**TO DO**:
Leaving out the images, please output every entry exactly as it appears.

[[ THE RECORDS open ]]

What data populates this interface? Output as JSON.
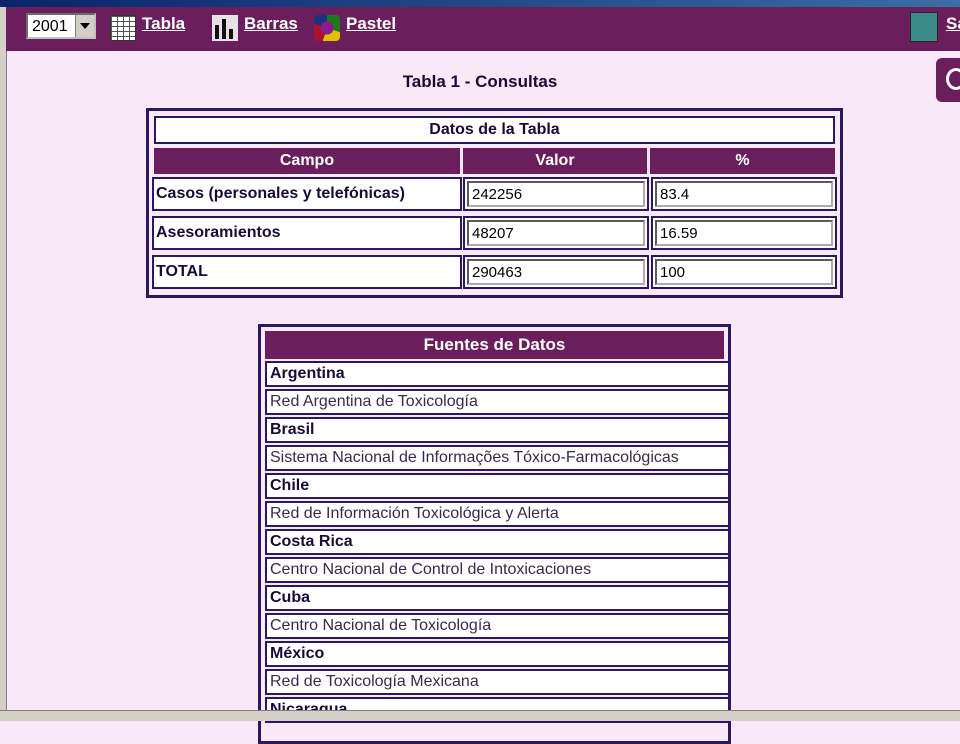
{
  "toolbar": {
    "year": "2001",
    "buttons": [
      {
        "label": "Tabla",
        "icon": "table-icon"
      },
      {
        "label": "Barras",
        "icon": "bar-chart-icon"
      },
      {
        "label": "Pastel",
        "icon": "pie-chart-icon"
      }
    ],
    "exit_label": "Sa"
  },
  "page_title": "Tabla 1 - Consultas",
  "data_table": {
    "caption": "Datos de la Tabla",
    "headers": [
      "Campo",
      "Valor",
      "%"
    ],
    "rows": [
      {
        "campo": "Casos (personales y telefónicas)",
        "valor": "242256",
        "pct": "83.4"
      },
      {
        "campo": "Asesoramientos",
        "valor": "48207",
        "pct": "16.59"
      },
      {
        "campo": "TOTAL",
        "valor": "290463",
        "pct": "100"
      }
    ]
  },
  "sources_table": {
    "title": "Fuentes de Datos",
    "rows": [
      {
        "type": "country",
        "text": "Argentina"
      },
      {
        "type": "source",
        "text": "Red Argentina de Toxicología"
      },
      {
        "type": "country",
        "text": "Brasil"
      },
      {
        "type": "source",
        "text": "Sistema Nacional de Informações Tóxico-Farmacológicas"
      },
      {
        "type": "country",
        "text": "Chile"
      },
      {
        "type": "source",
        "text": "Red de Información Toxicológica y Alerta"
      },
      {
        "type": "country",
        "text": "Costa Rica"
      },
      {
        "type": "source",
        "text": "Centro Nacional de Control de Intoxicaciones"
      },
      {
        "type": "country",
        "text": "Cuba"
      },
      {
        "type": "source",
        "text": "Centro Nacional de Toxicología"
      },
      {
        "type": "country",
        "text": "México"
      },
      {
        "type": "source",
        "text": "Red de Toxicología Mexicana"
      },
      {
        "type": "country",
        "text": "Nicaragua"
      }
    ]
  }
}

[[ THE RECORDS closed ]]

**SOLUTION TO THIS TASK**:
What data populates this interface? Output as JSON.
{
  "toolbar": {
    "year": "2001",
    "buttons": [
      {
        "label": "Tabla",
        "icon": "table-icon"
      },
      {
        "label": "Barras",
        "icon": "bar-chart-icon"
      },
      {
        "label": "Pastel",
        "icon": "pie-chart-icon"
      }
    ],
    "exit_label": "Sa"
  },
  "page_title": "Tabla 1 - Consultas",
  "data_table": {
    "caption": "Datos de la Tabla",
    "headers": [
      "Campo",
      "Valor",
      "%"
    ],
    "rows": [
      {
        "campo": "Casos (personales y telefónicas)",
        "valor": "242256",
        "pct": "83.4"
      },
      {
        "campo": "Asesoramientos",
        "valor": "48207",
        "pct": "16.59"
      },
      {
        "campo": "TOTAL",
        "valor": "290463",
        "pct": "100"
      }
    ]
  },
  "sources_table": {
    "title": "Fuentes de Datos",
    "rows": [
      {
        "type": "country",
        "text": "Argentina"
      },
      {
        "type": "source",
        "text": "Red Argentina de Toxicología"
      },
      {
        "type": "country",
        "text": "Brasil"
      },
      {
        "type": "source",
        "text": "Sistema Nacional de Informações Tóxico-Farmacológicas"
      },
      {
        "type": "country",
        "text": "Chile"
      },
      {
        "type": "source",
        "text": "Red de Información Toxicológica y Alerta"
      },
      {
        "type": "country",
        "text": "Costa Rica"
      },
      {
        "type": "source",
        "text": "Centro Nacional de Control de Intoxicaciones"
      },
      {
        "type": "country",
        "text": "Cuba"
      },
      {
        "type": "source",
        "text": "Centro Nacional de Toxicología"
      },
      {
        "type": "country",
        "text": "México"
      },
      {
        "type": "source",
        "text": "Red de Toxicología Mexicana"
      },
      {
        "type": "country",
        "text": "Nicaragua"
      }
    ]
  }
}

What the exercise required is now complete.